● Problem description: Line by line, retype the data exactly as it is given.

- Opening Delimiter -

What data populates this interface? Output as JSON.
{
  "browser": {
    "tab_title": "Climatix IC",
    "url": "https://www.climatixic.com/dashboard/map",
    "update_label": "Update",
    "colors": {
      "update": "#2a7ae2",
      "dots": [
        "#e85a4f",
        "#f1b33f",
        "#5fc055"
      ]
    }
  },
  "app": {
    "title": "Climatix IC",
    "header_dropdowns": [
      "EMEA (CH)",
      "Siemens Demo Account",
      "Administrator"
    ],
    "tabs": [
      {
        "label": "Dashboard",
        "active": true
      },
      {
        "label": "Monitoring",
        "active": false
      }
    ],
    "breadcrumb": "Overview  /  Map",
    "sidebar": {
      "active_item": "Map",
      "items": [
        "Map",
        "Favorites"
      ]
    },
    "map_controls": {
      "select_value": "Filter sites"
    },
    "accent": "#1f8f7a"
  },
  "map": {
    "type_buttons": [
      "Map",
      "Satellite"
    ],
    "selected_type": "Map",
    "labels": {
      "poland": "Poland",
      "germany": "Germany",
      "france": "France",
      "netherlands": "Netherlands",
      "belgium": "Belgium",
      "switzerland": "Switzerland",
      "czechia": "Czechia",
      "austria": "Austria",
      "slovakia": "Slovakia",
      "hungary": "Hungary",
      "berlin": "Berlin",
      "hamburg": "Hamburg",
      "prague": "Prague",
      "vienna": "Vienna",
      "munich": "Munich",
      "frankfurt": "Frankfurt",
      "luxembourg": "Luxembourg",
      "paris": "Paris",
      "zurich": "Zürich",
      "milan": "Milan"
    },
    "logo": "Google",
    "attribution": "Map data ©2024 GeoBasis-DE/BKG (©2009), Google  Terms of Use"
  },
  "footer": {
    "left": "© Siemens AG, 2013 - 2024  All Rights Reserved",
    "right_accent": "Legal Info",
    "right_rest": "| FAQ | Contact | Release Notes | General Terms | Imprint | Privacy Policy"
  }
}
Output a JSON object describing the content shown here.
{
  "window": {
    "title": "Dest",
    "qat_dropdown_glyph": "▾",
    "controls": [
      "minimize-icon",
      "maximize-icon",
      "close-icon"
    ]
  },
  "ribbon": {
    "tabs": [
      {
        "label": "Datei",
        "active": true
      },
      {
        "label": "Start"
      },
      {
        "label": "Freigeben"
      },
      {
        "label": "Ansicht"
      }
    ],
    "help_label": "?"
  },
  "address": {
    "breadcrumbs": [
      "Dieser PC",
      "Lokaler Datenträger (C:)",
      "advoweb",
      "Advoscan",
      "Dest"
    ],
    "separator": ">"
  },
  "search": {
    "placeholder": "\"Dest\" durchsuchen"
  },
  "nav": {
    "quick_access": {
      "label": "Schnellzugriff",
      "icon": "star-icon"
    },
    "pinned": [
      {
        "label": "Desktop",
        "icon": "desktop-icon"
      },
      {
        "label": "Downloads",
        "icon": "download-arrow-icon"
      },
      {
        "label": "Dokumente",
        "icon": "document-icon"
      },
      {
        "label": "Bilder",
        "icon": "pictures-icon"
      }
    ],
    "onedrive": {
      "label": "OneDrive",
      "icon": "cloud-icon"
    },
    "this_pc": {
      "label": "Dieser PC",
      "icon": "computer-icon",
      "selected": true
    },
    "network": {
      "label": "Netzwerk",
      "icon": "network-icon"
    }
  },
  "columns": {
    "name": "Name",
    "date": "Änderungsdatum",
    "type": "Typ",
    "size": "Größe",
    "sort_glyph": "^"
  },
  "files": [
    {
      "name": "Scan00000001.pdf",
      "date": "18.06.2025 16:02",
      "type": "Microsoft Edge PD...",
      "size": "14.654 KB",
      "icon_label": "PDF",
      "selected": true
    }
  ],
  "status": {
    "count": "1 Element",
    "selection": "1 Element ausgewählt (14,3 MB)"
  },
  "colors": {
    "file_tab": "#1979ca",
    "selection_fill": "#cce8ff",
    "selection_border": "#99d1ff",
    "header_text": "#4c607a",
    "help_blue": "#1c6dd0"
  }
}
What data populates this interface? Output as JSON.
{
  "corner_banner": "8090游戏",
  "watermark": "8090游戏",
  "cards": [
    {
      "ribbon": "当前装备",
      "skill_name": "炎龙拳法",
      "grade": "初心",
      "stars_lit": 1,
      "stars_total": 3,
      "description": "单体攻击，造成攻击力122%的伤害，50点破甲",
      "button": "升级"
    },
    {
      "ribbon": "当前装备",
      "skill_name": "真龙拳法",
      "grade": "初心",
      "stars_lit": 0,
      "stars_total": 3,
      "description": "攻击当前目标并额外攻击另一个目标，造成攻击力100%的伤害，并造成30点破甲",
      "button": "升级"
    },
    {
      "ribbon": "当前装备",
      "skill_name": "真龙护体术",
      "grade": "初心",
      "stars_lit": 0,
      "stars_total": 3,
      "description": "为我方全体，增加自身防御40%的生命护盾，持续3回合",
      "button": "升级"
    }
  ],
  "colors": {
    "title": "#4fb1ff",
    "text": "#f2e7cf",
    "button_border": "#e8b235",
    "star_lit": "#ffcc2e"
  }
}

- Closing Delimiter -

● Problem solution:
What data populates this interface? Output as JSON.
{
  "browser": {
    "tab_title": "Climatix IC",
    "url": "https://www.climatixic.com/dashboard/map",
    "update_label": "Update",
    "colors": {
      "update": "#2a7ae2",
      "dots": [
        "#e85a4f",
        "#f1b33f",
        "#5fc055"
      ]
    }
  },
  "app": {
    "title": "Climatix IC",
    "header_dropdowns": [
      "EMEA (CH)",
      "Siemens Demo Account",
      "Administrator"
    ],
    "tabs": [
      {
        "label": "Dashboard",
        "active": true
      },
      {
        "label": "Monitoring",
        "active": false
      }
    ],
    "breadcrumb": "Overview  /  Map",
    "sidebar": {
      "active_item": "Map",
      "items": [
        "Map",
        "Favorites"
      ]
    },
    "map_controls": {
      "select_value": "Filter sites"
    },
    "accent": "#1f8f7a"
  },
  "map": {
    "type_buttons": [
      "Map",
      "Satellite"
    ],
    "selected_type": "Map",
    "labels": {
      "poland": "Poland",
      "germany": "Germany",
      "france": "France",
      "netherlands": "Netherlands",
      "belgium": "Belgium",
      "switzerland": "Switzerland",
      "czechia": "Czechia",
      "austria": "Austria",
      "slovakia": "Slovakia",
      "hungary": "Hungary",
      "berlin": "Berlin",
      "hamburg": "Hamburg",
      "prague": "Prague",
      "vienna": "Vienna",
      "munich": "Munich",
      "frankfurt": "Frankfurt",
      "luxembourg": "Luxembourg",
      "paris": "Paris",
      "zurich": "Zürich",
      "milan": "Milan"
    },
    "logo": "Google",
    "attribution": "Map data ©2024 GeoBasis-DE/BKG (©2009), Google  Terms of Use"
  },
  "footer": {
    "left": "© Siemens AG, 2013 - 2024  All Rights Reserved",
    "right_accent": "Legal Info",
    "right_rest": "| FAQ | Contact | Release Notes | General Terms | Imprint | Privacy Policy"
  }
}
Output a JSON object describing the content shown here.
{
  "window": {
    "title": "Dest",
    "qat_dropdown_glyph": "▾",
    "controls": [
      "minimize-icon",
      "maximize-icon",
      "close-icon"
    ]
  },
  "ribbon": {
    "tabs": [
      {
        "label": "Datei",
        "active": true
      },
      {
        "label": "Start"
      },
      {
        "label": "Freigeben"
      },
      {
        "label": "Ansicht"
      }
    ],
    "help_label": "?"
  },
  "address": {
    "breadcrumbs": [
      "Dieser PC",
      "Lokaler Datenträger (C:)",
      "advoweb",
      "Advoscan",
      "Dest"
    ],
    "separator": ">"
  },
  "search": {
    "placeholder": "\"Dest\" durchsuchen"
  },
  "nav": {
    "quick_access": {
      "label": "Schnellzugriff",
      "icon": "star-icon"
    },
    "pinned": [
      {
        "label": "Desktop",
        "icon": "desktop-icon"
      },
      {
        "label": "Downloads",
        "icon": "download-arrow-icon"
      },
      {
        "label": "Dokumente",
        "icon": "document-icon"
      },
      {
        "label": "Bilder",
        "icon": "pictures-icon"
      }
    ],
    "onedrive": {
      "label": "OneDrive",
      "icon": "cloud-icon"
    },
    "this_pc": {
      "label": "Dieser PC",
      "icon": "computer-icon",
      "selected": true
    },
    "network": {
      "label": "Netzwerk",
      "icon": "network-icon"
    }
  },
  "columns": {
    "name": "Name",
    "date": "Änderungsdatum",
    "type": "Typ",
    "size": "Größe",
    "sort_glyph": "^"
  },
  "files": [
    {
      "name": "Scan00000001.pdf",
      "date": "18.06.2025 16:02",
      "type": "Microsoft Edge PD...",
      "size": "14.654 KB",
      "icon_label": "PDF",
      "selected": true
    }
  ],
  "status": {
    "count": "1 Element",
    "selection": "1 Element ausgewählt (14,3 MB)"
  },
  "colors": {
    "file_tab": "#1979ca",
    "selection_fill": "#cce8ff",
    "selection_border": "#99d1ff",
    "header_text": "#4c607a",
    "help_blue": "#1c6dd0"
  }
}
What data populates this interface? Output as JSON.
{
  "corner_banner": "8090游戏",
  "watermark": "8090游戏",
  "cards": [
    {
      "ribbon": "当前装备",
      "skill_name": "炎龙拳法",
      "grade": "初心",
      "stars_lit": 1,
      "stars_total": 3,
      "description": "单体攻击，造成攻击力122%的伤害，50点破甲",
      "button": "升级"
    },
    {
      "ribbon": "当前装备",
      "skill_name": "真龙拳法",
      "grade": "初心",
      "stars_lit": 0,
      "stars_total": 3,
      "description": "攻击当前目标并额外攻击另一个目标，造成攻击力100%的伤害，并造成30点破甲",
      "button": "升级"
    },
    {
      "ribbon": "当前装备",
      "skill_name": "真龙护体术",
      "grade": "初心",
      "stars_lit": 0,
      "stars_total": 3,
      "description": "为我方全体，增加自身防御40%的生命护盾，持续3回合",
      "button": "升级"
    }
  ],
  "colors": {
    "title": "#4fb1ff",
    "text": "#f2e7cf",
    "button_border": "#e8b235",
    "star_lit": "#ffcc2e"
  }
}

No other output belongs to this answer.